In the same way I constructed the chart so that the trend line of all of the temperature time series starts at the same point in magnitude and time (zero value at 1979) so the viewer may see how wide the spread is at the finish line (2015). One way to look at this is seen in Fig. 3 where I provide what is seen in Fig. 1 except this is only the trend line without the variations that occur from year due to volcanoes and such. This is analogous to plotting the overall average speed of a runner along the course even though they likely ran slower on an uphill, and faster on a downhill.

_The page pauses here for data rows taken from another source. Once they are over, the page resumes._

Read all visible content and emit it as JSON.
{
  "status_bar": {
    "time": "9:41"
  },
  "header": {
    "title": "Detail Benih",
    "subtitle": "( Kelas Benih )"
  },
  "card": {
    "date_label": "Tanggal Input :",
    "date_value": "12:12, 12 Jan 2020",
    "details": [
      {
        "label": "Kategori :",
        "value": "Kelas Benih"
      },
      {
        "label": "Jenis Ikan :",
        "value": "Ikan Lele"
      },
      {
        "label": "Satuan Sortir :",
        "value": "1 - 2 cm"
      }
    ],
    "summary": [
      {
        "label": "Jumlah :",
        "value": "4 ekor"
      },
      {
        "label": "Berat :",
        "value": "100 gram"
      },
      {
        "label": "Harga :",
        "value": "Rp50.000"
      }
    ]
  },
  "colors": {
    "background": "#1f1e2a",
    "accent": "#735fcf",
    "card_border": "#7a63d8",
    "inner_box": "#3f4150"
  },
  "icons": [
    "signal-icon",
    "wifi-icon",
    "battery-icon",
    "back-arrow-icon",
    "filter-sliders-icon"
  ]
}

This image indicates the models, on average, warm this global layer about 2.5 times faster than the observations indicate. This is a significant difference that has not been explained and indicates the theory of greenhouse impact on atmospheric temperature is not sufficiently known to even reproduce what has already happened. We are not talking about 10 or 15 years here, but 37 years – well over a third of a century. That two very independent types of measuring systems (balloons and satellites) constructed by a variety of institutions (government, university, private) all showing the much slower rate of warming gives high confidence in its result. Thus, the evidence here strongly suggests the theory, as embodied in models, goes much too far in forcing the atmosphere to retain heat when in reality the atmosphere has a means to relinquish that heat and thus warms at a much slower rate.

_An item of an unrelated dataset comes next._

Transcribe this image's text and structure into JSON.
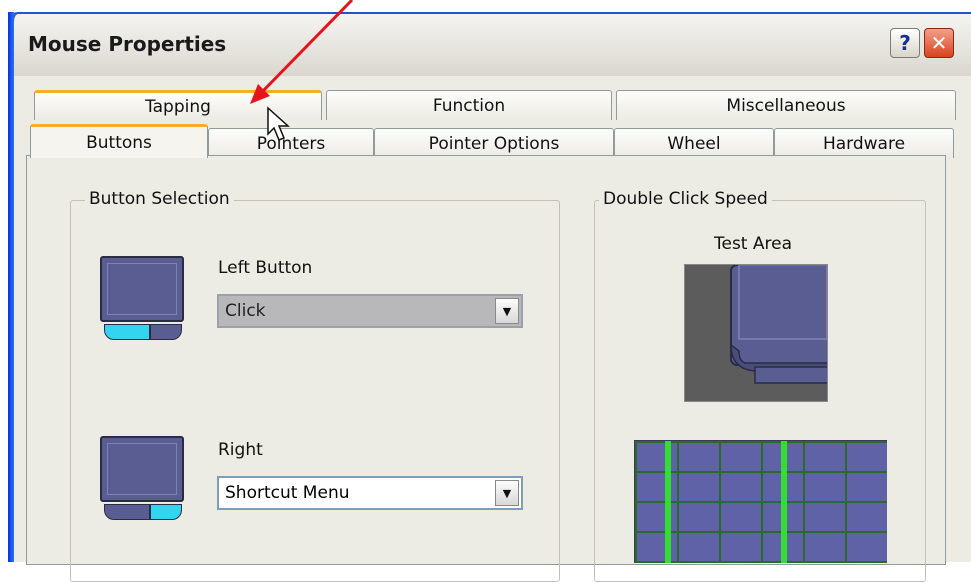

I’ve shown here that for the global bulk atmosphere, the models overwarm the atmosphere by a factor of about 2.5. As a further note, if one focuses on the tropics, the models show an even stronger greenhouse warming in this layer. However, a similar calculation with observations as shown in Fig. 3 indicates the models over-warm the tropical atmosphere by a factor of approximately 3, (Models +0.265, Satellites +0.095, Balloons +0.073 °C/decade) again indicating the current theory is at odds with the facts. (again, see section 2.)

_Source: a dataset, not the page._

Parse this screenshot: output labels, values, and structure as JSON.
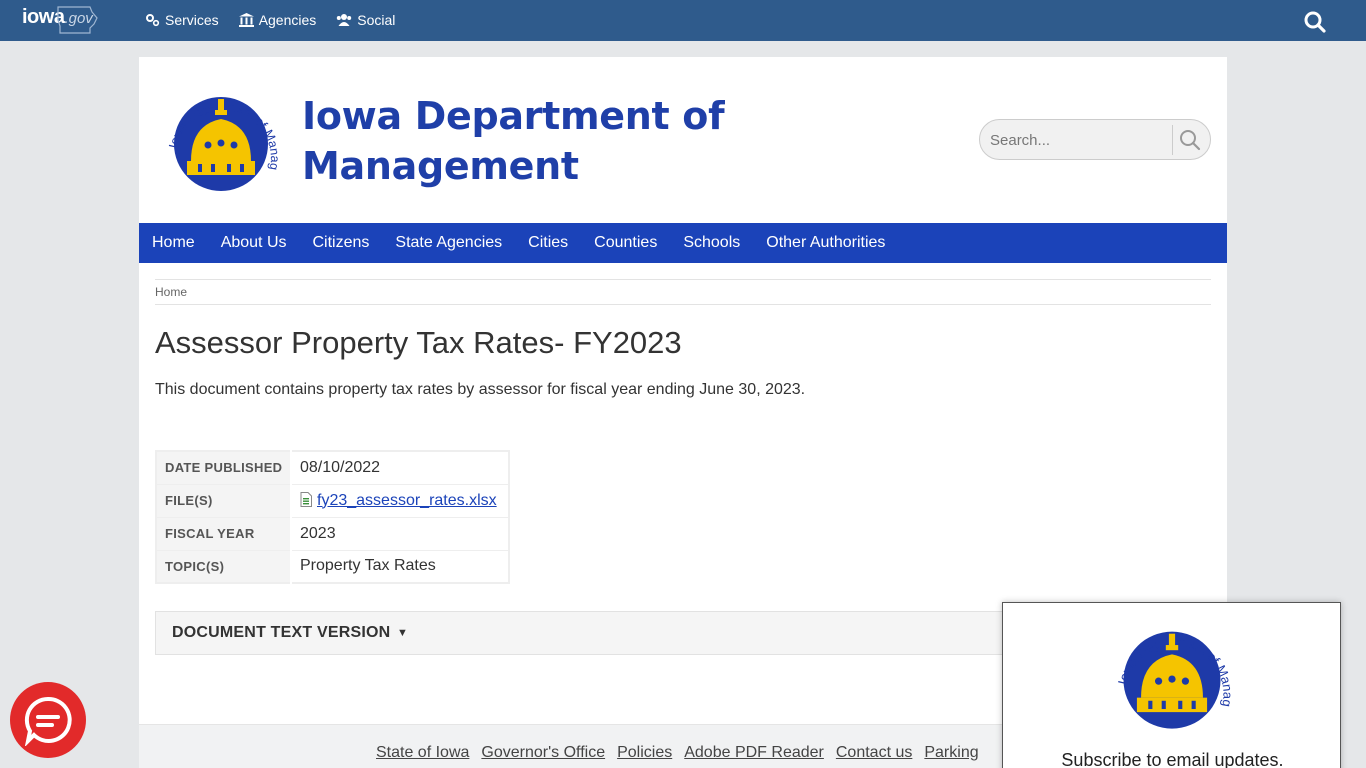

It is a bold strategy in my view to actively promote the output of theoretical climate models while attacking the multiple lines of evidence from observations. Note that none of the observational datasets are perfect and continued scrutiny is healthy, but when multiple, independent groups generate the datasets and then when the results for two completely independent systems (balloons and satellites) agree closely with each other and disagree with the model output, one is left scratching one’s head at the decision to launch an offensive against the data. This doesn’t make scientific sense to me.
The whole testimony is a rewarding read for anyone who wants to get beyond the sound bites and slapdash that substitute for most journalistic reporting, and social media commenting, and even a good deal of scientific discourse by scientists on this subject.
Featured image courtesy of John R. Christy.